Trevecka seems to have gained a solid reputation, based on the respect afforded to David Charles and his family connections. Although only a limited number of students were educated there, the availability of a Calvinistic Methodist college in south as well as north Wales was a great convenience. The major problem was the somewhat inadequate funding, which was addressed after Charles's resignation. The college was moved to Aberystwyth in 1906 and was subsequently amalgamated with Bala Calvinistic Methodist College in 1922 to form the United Theological College in Aberystwyth. Trevecka was re-opened in 1906 in a new guise as a preparatory school, concentrating on preparing students for theological colleges, until its eventual closure in 1964.
Eryn M. White


The college archives are held by the National Library of Wales (NLW): Calvinistic Methodist Archives, Trevecca College MSS 1-707; Calvinistic Methodist Archives, Trevecka MSS 3281-3293, 3313-7.

Published sources

Davies, Gareth, 'Trevecka 1706-1964', Brycheiniog, 15 (1971), 41-56.
First General Report of the Committee of Trevecca College . . . with Statement of Accounts to the Thirty-first Day of December, 1845 (Aberystwyth, 1847); Second General Report of the Committee of Trevecca College . . . with Statement of Accounts to the Thirtieth Day of June, 1852 (Aberystwyth, 1853); Third General Report of the Committee of Trevecca College . . . with Statement of Accounts from Thirtieth Day of June 1832 to Thirtieth Day of June 1855 (Aberystwyth, 1856).
Jones, J. Gwynfor, 'From "Monastic Family" to Calvinistic Methodist Academy': Trefeca College (1842-1906)', in The Bible in Church, Academy and Culture: Essays in Honour of the Reverend Dr John Tudno Williams, ed. Alan P. F. Sell (Eugene, Oregon, 2011), 191-223.
Jones, R. Tudur, 'Diwylliant colegau ymneilltuol y bedwaredd ganrif ar bymtheg', in Ysgrifau Beirniadol V, ed. J. E. Caerwyn Williams (1970).
Jones, W. P., Coleg Trefeca 1842-1942 (Llandysul, 1942).
Morris, William (ed.), Ysgolion a Cholegau y Methodistiaid Calfinaidd (Y rhai a gaewyd) (Caernarfon, 1973).
Roberts, H. P., 'Nonconformist Academies in Wales (1662-1862)', Transactions of the Honourable Society of Cymmrodorion (1928-29), 1-98, at 70-77.
Y Drysorfa, 1837-60 (Welsh Calvinistic Methodist periodical which included reports on the College).
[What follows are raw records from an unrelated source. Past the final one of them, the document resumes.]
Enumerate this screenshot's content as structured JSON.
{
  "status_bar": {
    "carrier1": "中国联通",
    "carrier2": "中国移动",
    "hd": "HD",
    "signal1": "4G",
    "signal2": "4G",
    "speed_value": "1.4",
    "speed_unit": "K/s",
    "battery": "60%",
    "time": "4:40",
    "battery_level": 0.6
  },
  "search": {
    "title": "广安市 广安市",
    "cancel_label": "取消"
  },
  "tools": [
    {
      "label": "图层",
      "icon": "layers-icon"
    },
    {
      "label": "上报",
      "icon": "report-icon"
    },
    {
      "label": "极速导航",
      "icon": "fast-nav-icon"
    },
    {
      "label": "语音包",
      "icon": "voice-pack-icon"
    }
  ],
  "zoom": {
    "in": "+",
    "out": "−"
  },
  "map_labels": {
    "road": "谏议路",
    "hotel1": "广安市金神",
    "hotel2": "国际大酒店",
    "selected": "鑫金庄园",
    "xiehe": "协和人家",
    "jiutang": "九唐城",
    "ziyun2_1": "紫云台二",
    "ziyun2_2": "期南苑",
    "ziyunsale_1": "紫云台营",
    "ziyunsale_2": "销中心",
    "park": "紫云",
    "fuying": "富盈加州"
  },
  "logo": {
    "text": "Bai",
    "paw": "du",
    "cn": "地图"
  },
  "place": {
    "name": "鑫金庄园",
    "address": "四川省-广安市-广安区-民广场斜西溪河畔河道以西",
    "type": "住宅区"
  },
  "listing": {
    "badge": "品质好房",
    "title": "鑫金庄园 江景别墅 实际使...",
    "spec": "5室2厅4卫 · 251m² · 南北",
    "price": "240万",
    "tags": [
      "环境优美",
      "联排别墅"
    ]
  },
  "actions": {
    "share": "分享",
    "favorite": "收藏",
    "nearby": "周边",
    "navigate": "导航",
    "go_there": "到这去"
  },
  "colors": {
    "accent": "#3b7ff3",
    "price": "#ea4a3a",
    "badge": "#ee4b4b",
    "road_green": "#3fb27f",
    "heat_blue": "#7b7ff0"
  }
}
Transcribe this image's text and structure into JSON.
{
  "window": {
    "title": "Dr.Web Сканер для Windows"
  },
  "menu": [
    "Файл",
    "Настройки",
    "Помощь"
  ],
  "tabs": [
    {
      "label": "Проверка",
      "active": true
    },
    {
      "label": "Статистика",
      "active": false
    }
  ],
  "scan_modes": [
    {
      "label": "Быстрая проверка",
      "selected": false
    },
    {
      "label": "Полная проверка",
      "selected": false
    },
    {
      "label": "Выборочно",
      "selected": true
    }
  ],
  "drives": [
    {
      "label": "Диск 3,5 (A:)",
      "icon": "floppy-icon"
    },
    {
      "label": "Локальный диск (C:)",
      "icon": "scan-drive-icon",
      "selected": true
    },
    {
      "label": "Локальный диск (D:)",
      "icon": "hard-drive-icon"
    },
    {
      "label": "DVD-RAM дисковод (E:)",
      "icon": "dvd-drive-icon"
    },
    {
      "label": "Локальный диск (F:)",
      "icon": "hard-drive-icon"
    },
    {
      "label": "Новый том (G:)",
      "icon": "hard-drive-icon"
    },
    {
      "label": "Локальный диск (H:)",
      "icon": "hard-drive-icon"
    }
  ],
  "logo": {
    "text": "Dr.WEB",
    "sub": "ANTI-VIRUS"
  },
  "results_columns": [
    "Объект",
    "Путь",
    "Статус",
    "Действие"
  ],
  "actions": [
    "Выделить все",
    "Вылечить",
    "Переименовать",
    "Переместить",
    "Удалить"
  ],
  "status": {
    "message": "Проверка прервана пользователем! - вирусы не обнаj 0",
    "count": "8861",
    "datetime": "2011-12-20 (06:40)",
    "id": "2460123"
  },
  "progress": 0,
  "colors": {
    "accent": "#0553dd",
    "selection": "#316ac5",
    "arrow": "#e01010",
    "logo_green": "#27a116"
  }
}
Eryn M. White, 'Trevecka Calvinistic Methodist College (1842-1906)', Dissenting Academies Online: Database and Encyclopedia, Dr Williams's Centre for Dissenting Studies, July 2012.